KAJANG, Dec 13 -- Malaysia has ventured into the production of second generation biodiesel and biojet fuel, which are expected to be commercialised to the global market in the next four to five years, said Plantation Industries and Commodities Minister Datuk Zuraida Kamaruddin.
She said this significant milestone was achieved following the signing of a memorandum of understanding on the technical exchange on the production of second generation biodiesel and biojet fuel in Malaysia today.
The MoU, entered into by the Malaysian Palm Oil Board (MPOB), Pengerang Maritime Industries Sdn Bhd, Shanxi Construction Investment Group Co Ltd, and the Institute of Coal Chemistry, Chinese Academy of Sciences, would see the setting up of a hydrogenated vegetable oil (HVO) plant in Pengerang, she said.
The HVO plant has the potential to produce Sustainable Aviation Fuels (SAF) known as biojet fuels, which involves the cracking and hydrogenation of palm oil is to become hydrocarbon fuel that can be utilised for the aviation industry.
Approximately RM3 billion investment would be needed for the construction of the plant, including land acquisition and infrastructure, Zuraida said, citing the first phase of the plant would have 500,000-tonnes capacity production per annum.

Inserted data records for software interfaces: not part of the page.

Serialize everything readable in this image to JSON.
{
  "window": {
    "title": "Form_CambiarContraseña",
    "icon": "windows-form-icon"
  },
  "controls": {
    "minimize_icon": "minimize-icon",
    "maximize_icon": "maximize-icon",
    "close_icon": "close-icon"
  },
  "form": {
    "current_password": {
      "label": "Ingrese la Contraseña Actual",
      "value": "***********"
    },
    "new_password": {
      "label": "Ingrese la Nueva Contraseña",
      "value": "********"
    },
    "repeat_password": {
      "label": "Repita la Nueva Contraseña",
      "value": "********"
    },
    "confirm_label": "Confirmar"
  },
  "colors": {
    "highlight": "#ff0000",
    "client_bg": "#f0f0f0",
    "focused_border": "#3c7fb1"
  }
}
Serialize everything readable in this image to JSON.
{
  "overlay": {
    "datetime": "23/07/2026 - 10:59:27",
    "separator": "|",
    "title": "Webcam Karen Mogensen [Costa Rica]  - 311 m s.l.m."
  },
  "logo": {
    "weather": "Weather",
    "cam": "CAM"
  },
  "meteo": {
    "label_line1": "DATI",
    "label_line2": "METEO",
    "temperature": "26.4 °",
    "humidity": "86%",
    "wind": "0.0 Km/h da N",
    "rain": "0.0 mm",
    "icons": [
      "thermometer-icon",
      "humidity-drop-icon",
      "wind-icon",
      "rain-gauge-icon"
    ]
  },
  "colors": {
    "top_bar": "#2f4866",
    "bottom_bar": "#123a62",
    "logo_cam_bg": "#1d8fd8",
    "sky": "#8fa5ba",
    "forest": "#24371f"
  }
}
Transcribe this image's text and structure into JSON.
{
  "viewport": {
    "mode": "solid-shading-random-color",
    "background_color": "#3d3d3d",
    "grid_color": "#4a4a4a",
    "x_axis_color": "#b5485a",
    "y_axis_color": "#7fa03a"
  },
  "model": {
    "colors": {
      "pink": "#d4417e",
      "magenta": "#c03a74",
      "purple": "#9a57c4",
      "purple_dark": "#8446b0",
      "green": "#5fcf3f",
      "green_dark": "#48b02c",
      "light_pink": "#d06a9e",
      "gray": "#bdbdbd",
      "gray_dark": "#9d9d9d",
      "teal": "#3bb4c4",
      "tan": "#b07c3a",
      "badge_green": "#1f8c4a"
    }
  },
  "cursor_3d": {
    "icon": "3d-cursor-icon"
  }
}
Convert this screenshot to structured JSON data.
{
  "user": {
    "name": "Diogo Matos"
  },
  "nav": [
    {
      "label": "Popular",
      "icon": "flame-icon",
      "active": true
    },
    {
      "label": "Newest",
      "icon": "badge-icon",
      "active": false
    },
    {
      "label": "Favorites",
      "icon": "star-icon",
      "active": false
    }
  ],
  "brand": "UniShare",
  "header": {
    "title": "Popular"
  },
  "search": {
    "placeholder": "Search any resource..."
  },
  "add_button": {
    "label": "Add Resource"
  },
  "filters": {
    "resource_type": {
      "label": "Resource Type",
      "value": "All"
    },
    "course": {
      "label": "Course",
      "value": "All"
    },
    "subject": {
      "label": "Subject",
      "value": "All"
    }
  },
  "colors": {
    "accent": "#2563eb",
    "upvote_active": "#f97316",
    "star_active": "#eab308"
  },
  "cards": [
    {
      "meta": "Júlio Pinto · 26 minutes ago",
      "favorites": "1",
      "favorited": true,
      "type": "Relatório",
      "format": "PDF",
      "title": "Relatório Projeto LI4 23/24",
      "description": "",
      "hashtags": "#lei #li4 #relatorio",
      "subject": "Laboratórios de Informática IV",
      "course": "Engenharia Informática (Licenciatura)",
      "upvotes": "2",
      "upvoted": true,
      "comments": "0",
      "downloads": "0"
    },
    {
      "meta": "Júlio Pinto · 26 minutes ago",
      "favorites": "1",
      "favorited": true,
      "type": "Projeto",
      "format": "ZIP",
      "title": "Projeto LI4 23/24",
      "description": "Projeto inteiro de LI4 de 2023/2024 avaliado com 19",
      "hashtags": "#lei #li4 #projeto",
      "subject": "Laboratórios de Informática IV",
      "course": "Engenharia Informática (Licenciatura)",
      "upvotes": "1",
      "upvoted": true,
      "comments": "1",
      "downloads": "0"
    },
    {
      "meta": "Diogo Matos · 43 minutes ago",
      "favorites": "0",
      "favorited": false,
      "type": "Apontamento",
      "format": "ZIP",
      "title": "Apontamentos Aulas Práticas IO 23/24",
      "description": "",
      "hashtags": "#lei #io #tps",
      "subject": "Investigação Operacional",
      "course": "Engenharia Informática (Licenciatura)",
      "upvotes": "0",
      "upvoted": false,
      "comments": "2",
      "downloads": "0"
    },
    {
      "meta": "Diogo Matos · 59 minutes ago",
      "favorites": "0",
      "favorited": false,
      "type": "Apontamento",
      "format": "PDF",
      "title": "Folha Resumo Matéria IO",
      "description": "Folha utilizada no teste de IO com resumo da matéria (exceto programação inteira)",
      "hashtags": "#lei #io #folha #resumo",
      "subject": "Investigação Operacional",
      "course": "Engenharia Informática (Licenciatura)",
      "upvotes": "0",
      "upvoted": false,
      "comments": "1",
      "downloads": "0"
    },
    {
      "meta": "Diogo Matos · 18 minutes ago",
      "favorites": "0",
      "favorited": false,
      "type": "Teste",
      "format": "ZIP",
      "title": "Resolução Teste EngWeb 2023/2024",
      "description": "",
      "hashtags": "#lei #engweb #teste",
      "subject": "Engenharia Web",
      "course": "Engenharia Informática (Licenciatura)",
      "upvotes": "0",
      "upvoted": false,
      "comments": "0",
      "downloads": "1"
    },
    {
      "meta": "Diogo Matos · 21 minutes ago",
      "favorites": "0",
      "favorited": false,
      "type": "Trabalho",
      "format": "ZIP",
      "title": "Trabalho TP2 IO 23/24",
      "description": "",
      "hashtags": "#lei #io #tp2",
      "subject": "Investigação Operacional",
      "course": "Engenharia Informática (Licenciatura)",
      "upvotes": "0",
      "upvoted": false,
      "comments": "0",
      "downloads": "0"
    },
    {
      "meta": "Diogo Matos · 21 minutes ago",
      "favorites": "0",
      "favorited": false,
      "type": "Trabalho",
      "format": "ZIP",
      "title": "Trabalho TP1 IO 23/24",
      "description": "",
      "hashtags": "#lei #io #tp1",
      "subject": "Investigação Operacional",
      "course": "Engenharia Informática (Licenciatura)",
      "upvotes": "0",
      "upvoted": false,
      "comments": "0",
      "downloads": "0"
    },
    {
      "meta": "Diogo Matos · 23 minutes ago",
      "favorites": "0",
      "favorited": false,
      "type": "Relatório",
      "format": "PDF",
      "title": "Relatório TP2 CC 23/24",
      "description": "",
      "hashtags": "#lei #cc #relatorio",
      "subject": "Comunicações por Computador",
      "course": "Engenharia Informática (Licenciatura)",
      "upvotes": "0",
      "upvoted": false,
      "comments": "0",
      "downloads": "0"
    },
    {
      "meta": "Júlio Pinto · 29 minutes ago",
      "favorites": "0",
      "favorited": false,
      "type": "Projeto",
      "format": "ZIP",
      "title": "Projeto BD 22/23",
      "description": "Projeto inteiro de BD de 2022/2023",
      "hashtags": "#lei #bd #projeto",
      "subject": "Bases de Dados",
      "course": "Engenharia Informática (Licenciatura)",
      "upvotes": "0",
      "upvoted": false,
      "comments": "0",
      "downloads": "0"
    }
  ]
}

“This collaboration on HVO plant in Malaysia will further promote economic growth. I firmly believe that this project would add more value to Malaysian palm oil products by strengthening trade exchanges in high value-added products,” she told a press conference after the MoU signing ceremony here, today.
Zuraida said a study on the second generation biodiesel and biojet fuel involving green energy technology had been carried out in the past six months and would likely be completed over the next six months.
“Currently, the industry is led by a Finland-based company, Neste Corporation, which produces HVO in Singapore, (both of which are) non-palm oil producing countries.
“Malaysia is the world’s second-largest palm oil producer and China is one of the countries importing our palm oil...I think we should be able to do better than them (Neste) in time to come,” she pointed out.
Shanxi general manager of oversea department Wang Chongjun said construction on the HVO plant would start once the study was completed as it would determine the type of technology and facilities required.
“We are planning to use Malaysian palm oil products, which can be palm oils that have refined all nutrients such as vitamins or waste oils for the second generation biodiesel and biojet fuel production.
“The current order of the production planning is biojet fuel or SAF, green diesel and the corresponding green chemicals products that accompany the production,” he said, adding the products were targeted to be exported to the European and Chinese markets.